Musa and Afaf invited Aaron to stay at their place. He was hesitant at first because he had to be back in Jerusalem the next morning, but Musa convinced him. It was his first (and I suspect only) night in the West Bank.
When we came home Musa, Aaron and I sat outside while Aaron rolled us cigarettes of some really mild tobacco he’d brought from Berkley. Musa and Afaf decided to take a nap for a while. Aaron and I talked about Palestinian and Israeli treatment of women and homosexuals, and the role religion plays in both societies. We were sitting and staring at the sniper tower and I told Aaron the story of Islam, the little boy who was murdered by the Israelis, and how clearly it affected Musa even today.

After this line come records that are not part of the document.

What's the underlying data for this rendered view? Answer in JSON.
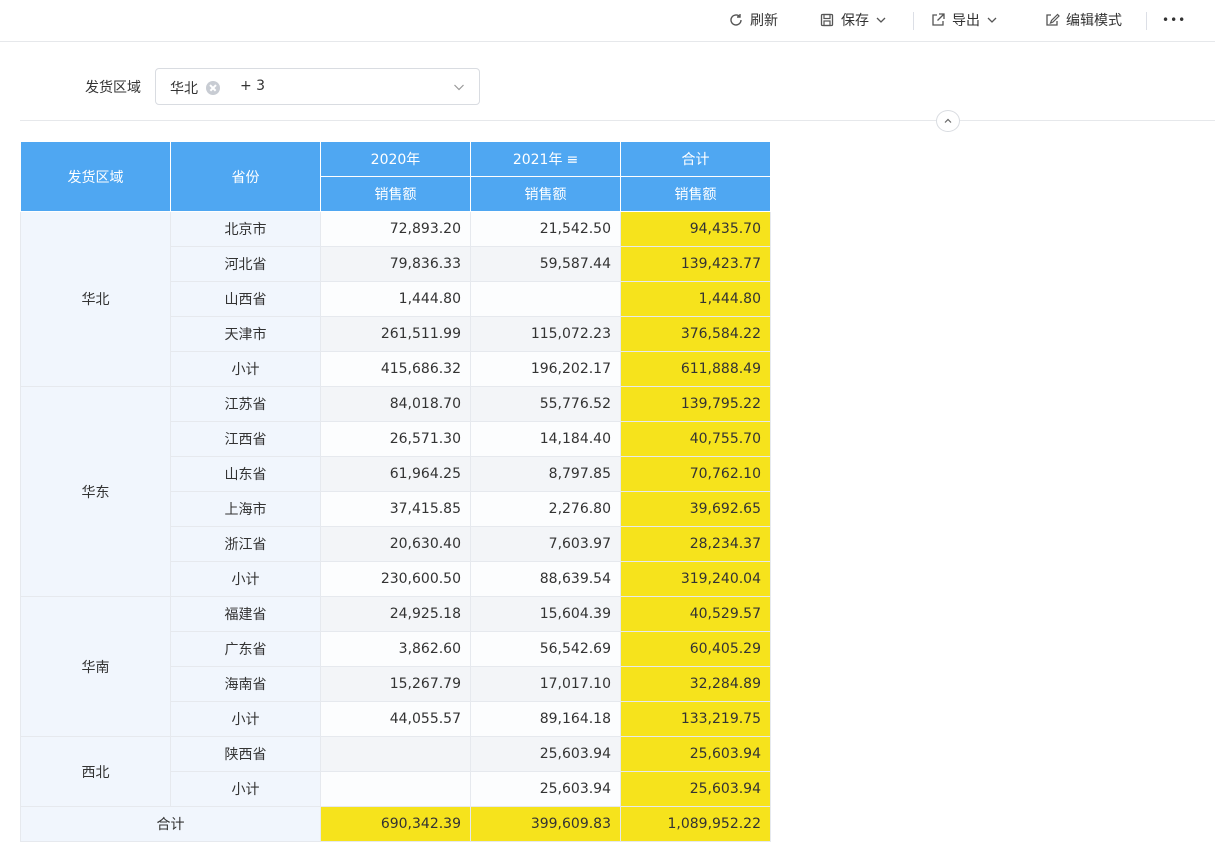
{
  "toolbar": {
    "refresh": "刷新",
    "save": "保存",
    "export": "导出",
    "edit_mode": "编辑模式",
    "more": "•••"
  },
  "filter": {
    "label": "发货区域",
    "selected_tag": "华北",
    "more_count": "+ 3"
  },
  "table": {
    "headers": {
      "region": "发货区域",
      "province": "省份",
      "y2020": "2020年",
      "y2021": "2021年",
      "y2021_icon": "≡",
      "total": "合计",
      "sales": "销售额"
    },
    "groups": [
      {
        "region": "华北",
        "rows": [
          {
            "province": "北京市",
            "v2020": "72,893.20",
            "v2021": "21,542.50",
            "total": "94,435.70"
          },
          {
            "province": "河北省",
            "v2020": "79,836.33",
            "v2021": "59,587.44",
            "total": "139,423.77"
          },
          {
            "province": "山西省",
            "v2020": "1,444.80",
            "v2021": "",
            "total": "1,444.80"
          },
          {
            "province": "天津市",
            "v2020": "261,511.99",
            "v2021": "115,072.23",
            "total": "376,584.22"
          },
          {
            "province": "小计",
            "v2020": "415,686.32",
            "v2021": "196,202.17",
            "total": "611,888.49"
          }
        ]
      },
      {
        "region": "华东",
        "rows": [
          {
            "province": "江苏省",
            "v2020": "84,018.70",
            "v2021": "55,776.52",
            "total": "139,795.22"
          },
          {
            "province": "江西省",
            "v2020": "26,571.30",
            "v2021": "14,184.40",
            "total": "40,755.70"
          },
          {
            "province": "山东省",
            "v2020": "61,964.25",
            "v2021": "8,797.85",
            "total": "70,762.10"
          },
          {
            "province": "上海市",
            "v2020": "37,415.85",
            "v2021": "2,276.80",
            "total": "39,692.65"
          },
          {
            "province": "浙江省",
            "v2020": "20,630.40",
            "v2021": "7,603.97",
            "total": "28,234.37"
          },
          {
            "province": "小计",
            "v2020": "230,600.50",
            "v2021": "88,639.54",
            "total": "319,240.04"
          }
        ]
      },
      {
        "region": "华南",
        "rows": [
          {
            "province": "福建省",
            "v2020": "24,925.18",
            "v2021": "15,604.39",
            "total": "40,529.57"
          },
          {
            "province": "广东省",
            "v2020": "3,862.60",
            "v2021": "56,542.69",
            "total": "60,405.29"
          },
          {
            "province": "海南省",
            "v2020": "15,267.79",
            "v2021": "17,017.10",
            "total": "32,284.89"
          },
          {
            "province": "小计",
            "v2020": "44,055.57",
            "v2021": "89,164.18",
            "total": "133,219.75"
          }
        ]
      },
      {
        "region": "西北",
        "rows": [
          {
            "province": "陕西省",
            "v2020": "",
            "v2021": "25,603.94",
            "total": "25,603.94"
          },
          {
            "province": "小计",
            "v2020": "",
            "v2021": "25,603.94",
            "total": "25,603.94"
          }
        ]
      }
    ],
    "grand_total": {
      "label": "合计",
      "v2020": "690,342.39",
      "v2021": "399,609.83",
      "total": "1,089,952.22"
    }
  },
  "colors": {
    "header_blue": "#4fa7f2",
    "highlight_yellow": "#f6e31c",
    "label_bg": "#f1f6fd"
  }
}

We went inside and Aaron got out an add-on to his iPod that allows him to record conversations, I think it was called an iTalk, or something like that. We talked about what goes on in this place, what the underlying motivators are for the occupation, for American support of Israel, for Jewish American support of Israel, what the occupation is doing to Israeli society, what it’s doing to Palestinian society, the influence of the “pro”-Israel lobby in the US, and I’m sure many more topics I can’t recall. He also asked me about how I came to be interested in the conflict. I always think that’s a funny question, I don’t understand why anybody cares.
I think we were talking about Hamas and its previous offers to recognize Israel in return for an end to the occupation when Musa came back in. I told Aaron that despite common knowledge Hamas has been far more forthcoming in agreeing to recognize Israel than Israel has ever been in agreeing to recognize the Palestinians’ rights in the occupied territories. He said frankly and honestly that his understanding of the diplomatic history is the exact opposite and asked me to send him evidence of what I was saying. I was delighted to hear someone say something like that: I’m so used people just insisting that they’re right despite the evidence, even when they admit they’re not familiar with the evidence.

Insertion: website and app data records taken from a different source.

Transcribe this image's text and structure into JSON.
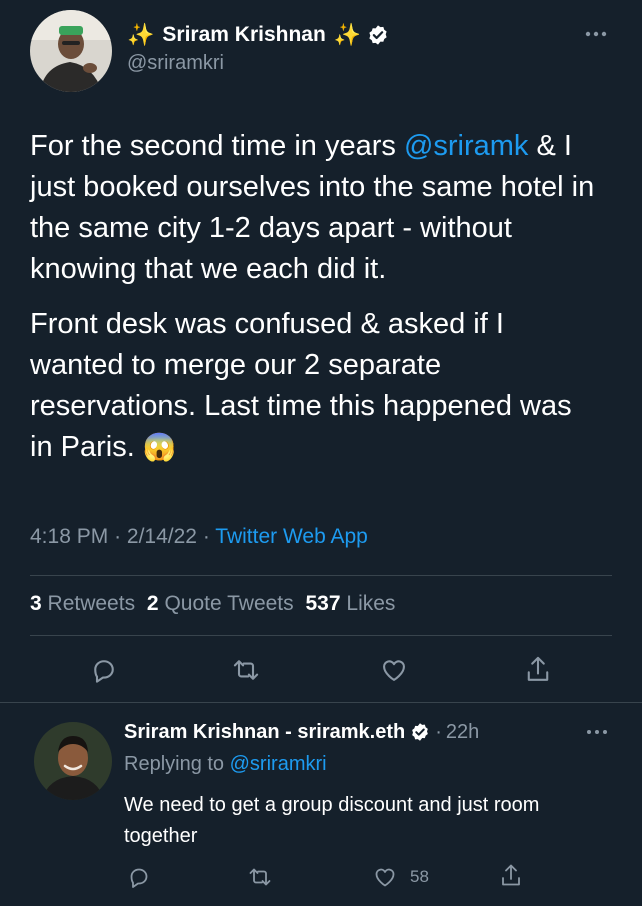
{
  "tweet": {
    "author": {
      "name": "Sriram Krishnan",
      "handle": "@sriramkri",
      "name_prefix_emoji": "✨",
      "name_suffix_emoji": "✨"
    },
    "text": {
      "p1_lead": "For the second time in years ",
      "mention": "@sriramk",
      "p1_rest": "& I just booked ourselves into the same hotel in the same city 1-2 days apart - without knowing that we each did it.",
      "p2": "Front desk was confused & asked if I wanted to merge our 2 separate reservations. Last time this happened was in Paris.",
      "emoji": "😱"
    },
    "meta": {
      "time": "4:18 PM",
      "sep1": "·",
      "date": "2/14/22",
      "sep2": "·",
      "source": "Twitter Web App"
    },
    "stats": {
      "retweets_count": "3",
      "retweets_label": "Retweets",
      "quotes_count": "2",
      "quotes_label": "Quote Tweets",
      "likes_count": "537",
      "likes_label": "Likes"
    },
    "more_icon": "more-horizontal-icon"
  },
  "reply": {
    "author": {
      "name": "Sriram Krishnan - sriramk.eth",
      "sep": "·",
      "time": "22h"
    },
    "replying_prefix": "Replying to",
    "replying_to": "@sriramkri",
    "text": "We need to get a group discount and just room together",
    "like_count": "58"
  },
  "colors": {
    "background": "#15202b",
    "text": "#ffffff",
    "muted": "#8b98a5",
    "accent": "#1d9bf0",
    "divider": "#38444d"
  }
}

I think Musa came in at this point, and Aaron asked him what he thought of the peace process.
“Oslo destroyed everything,” said Musa. “Before Oslo, the Intifada was very successful. But Fatah, the PLO, Arafat, they wanted the power. And so Israel found them, and they brought them here, and they gave them the power. And they brought the corruption; there is so much corruption now.” I told Aaron that the purpose of the Oslo Accords was to use the PLO to stop the First Intifada (an almost 100% nonviolent uprising that Israel was unable to destroy by force), which had become a disaster for Israel. Israel and the US brought the PLO in from Tunis and negotiated the Oslo Accords with them, convenient since these negotiators had never lived in the West Bank or Gaza and so had no concept of the problems caused by the occupation, the settlements, etc.
What they ended up with was, unsurprisingly, a document that allowed Israel to continue its occupation and colonization of the occupied territories while the PLO, in exchange for promises of international aid and vague promises of a state, agreed to work with Israel and the CIA to destroy any opposition to the Oslo Accords (which means, essentially, any opposition to the occupation).

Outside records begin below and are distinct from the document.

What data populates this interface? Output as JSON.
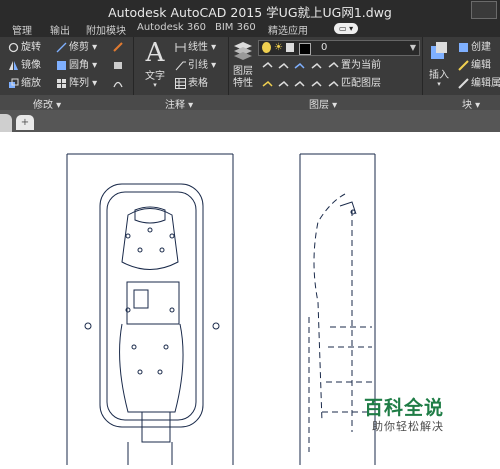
{
  "title": "Autodesk AutoCAD 2015    学UG就上UG网1.dwg",
  "menu_tabs": [
    "管理",
    "输出",
    "附加模块",
    "Autodesk 360",
    "BIM 360",
    "精选应用",
    "▭ ▾"
  ],
  "modify": {
    "rotate": "旋转",
    "trim": "修剪",
    "mirror": "镜像",
    "fillet": "圆角",
    "scale": "缩放",
    "array": "阵列",
    "panel_label": "修改 ▾"
  },
  "annotation": {
    "text": "文字",
    "linear": "线性",
    "leader": "引线",
    "table": "表格",
    "panel_label": "注释 ▾"
  },
  "layers": {
    "current_layer": "0",
    "properties": "图层\n特性",
    "set_current": "置为当前",
    "match_layer": "匹配图层",
    "panel_label": "图层 ▾"
  },
  "block": {
    "insert": "插入",
    "create": "创建",
    "edit": "编辑",
    "edit_attr": "编辑属",
    "panel_label": "块 ▾"
  },
  "doc_tab_new": "+",
  "watermark": {
    "title": "百科全说",
    "subtitle": "助你轻松解决"
  },
  "colors": {
    "ribbon_bg": "#3b3b3b",
    "titlebar_bg": "#2b2b2b",
    "drawing_line": "#1a2a4a",
    "watermark_green": "#1f7d46"
  }
}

I can’t remember if I asked or if Aaron asked Musa if he thought Hamas was less corrupt than Fatah, but one of us asked. He said it’s not a matter of less corruption or more corruption, but of corruption of a different kind.
Again, it is entirely to Aaron’s credit that he listened to all of this seriously and openly, even taking notes at some points and asking probing and intelligent questions while always remaining cognizant of the fact that he’s talking to both a victim and an active agent of his own destiny. I think by the end of the night I'd given that poor guy a list of six or seven books to read, and he wrote every single one down for reference later. I don’t know if it would be appropriate to say that he’s within the mainstream of Jewish American opinion and open mindedness on these issues, but if he is, then this conflict might improve sooner than I allow myself to hope it will.